Here I met a lady who also had a copy of my album. Actually, she’d bought multiple copies and had shared them with friends and family. Story after story was relayed, climaxing with the one where a song of mine had helped her son process the story of his life, and in which he’d ended up marrying the woman of his dreams! I’ve no idea quite how I managed to help with that, but a few simple chords and words I’d written and recorded had again managed to make a positive difference to somebody somewhere.

That’s why I bother.

Speaking of the hospice, I was privileged to arrange and record a very moving song, Looking Forward, Not Forgetting, which was co-written by a group of people who had all recently lost someone close to them.

It was a humbling experience to guide these precious people through singing their parts in the studio. What could have been a somber or overwhelming experience erupted into what I’d only describe as joy, as so much laughter happened during the recording sessions.

Being able to produce this song alongside a skilled music therapist has helped these beautiful people process a major chapter in the story of their lives.

That’s why I bother.

My little girl is 13 months old at the time of writing. She has a fast developing vocabulary, including a few fun words she’s made up herself. My wife Sarah and I make up silly songs all the time, and a particular favourite is made up entirely from a word our daughter invented. Sometimes we spontaneously break out into that song when sitting around the table together. The era of this song may soon be gone as our daughter develops, so missing this moment isn’t an option. It’s her song. Her words. And we copy her dance moves. All three of us sing and wave our arms as exuberantly as we can, and our little girl bounces in her chair, laughing and singing, even after we’ve stopped.

That’s why I bother.

It is all risk

Music. Lyrics. Songs. They have a timeless, almost holy power to carry the essence of our stories. They connect lonely hearts within a community of understanding, and tell others on the journey ‘you’re not alone’.

Yes, every chord has been played before, and every story theme has been covered before – but not by you.

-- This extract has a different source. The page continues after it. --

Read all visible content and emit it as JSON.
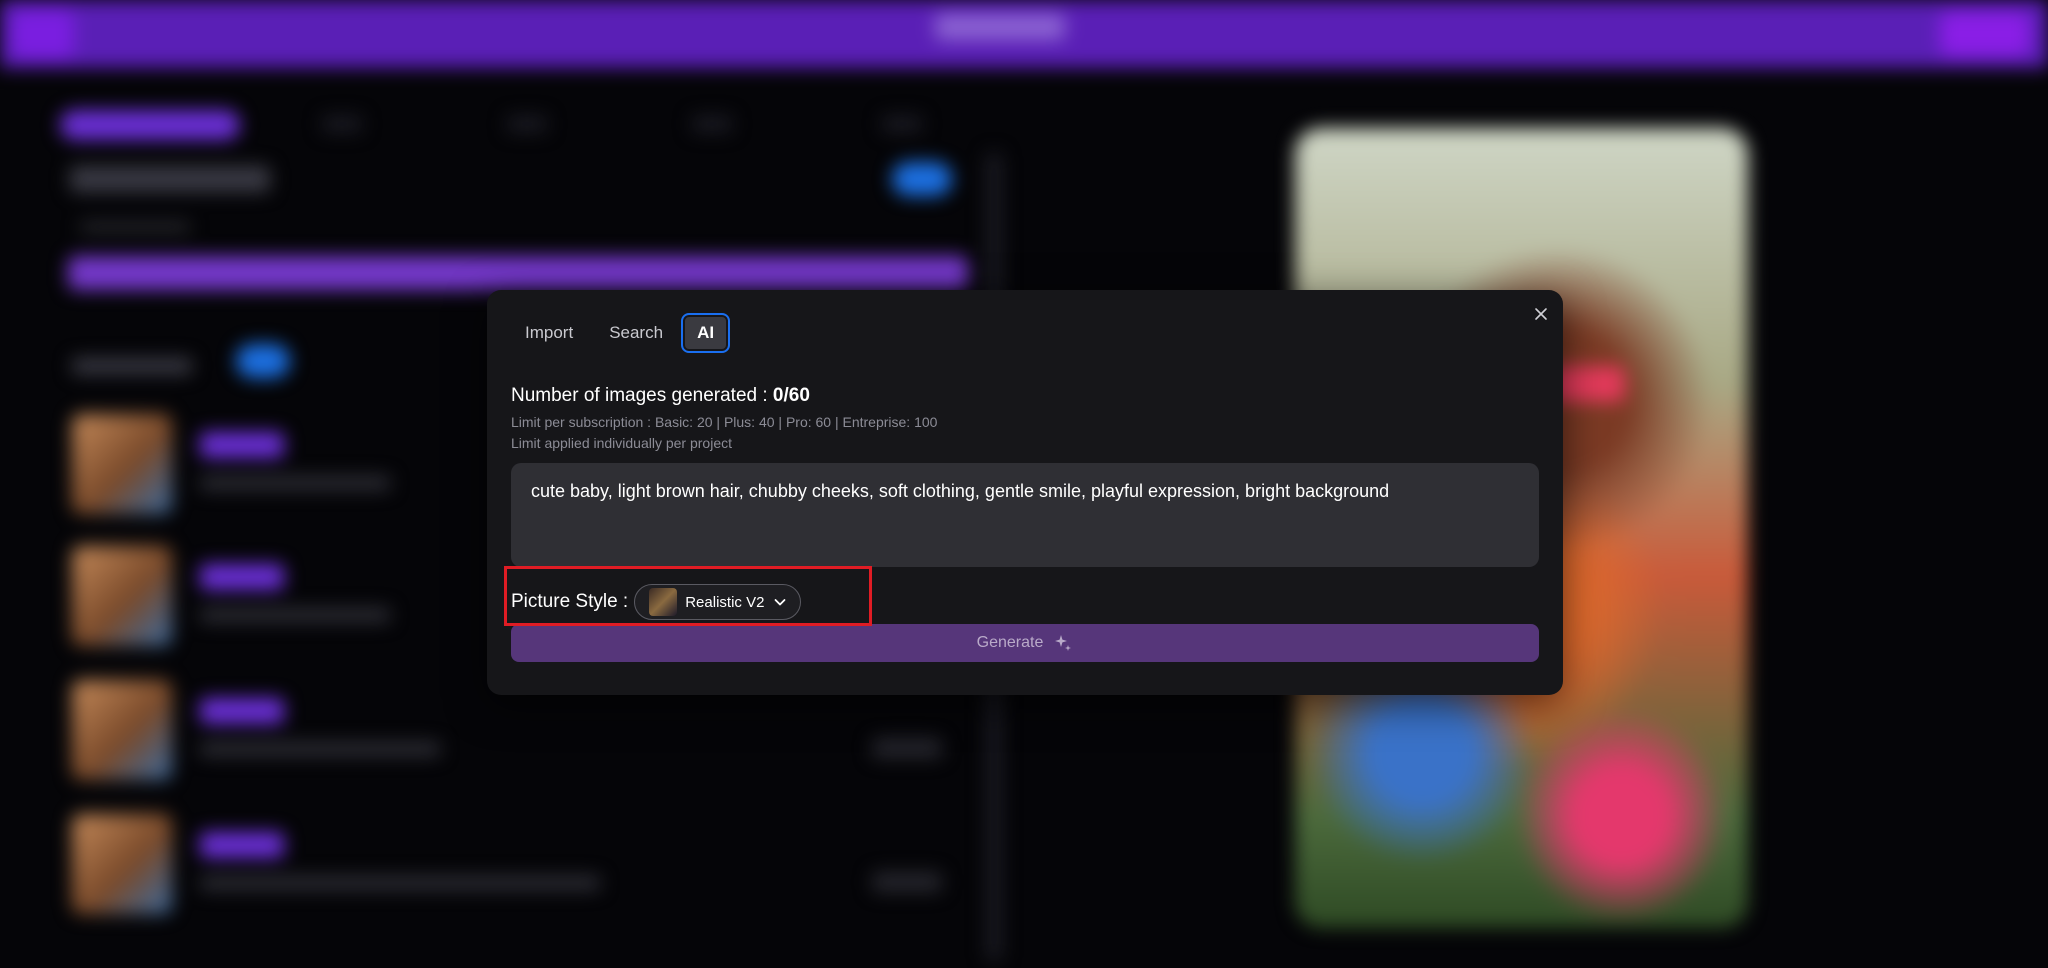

That’s what makes it interesting.

In creating art you do risk open criticism, and it does take hours of hard work to become proficient.

It is all risk.

But in choosing to risk nothing we risk everything.

That’s why I bother.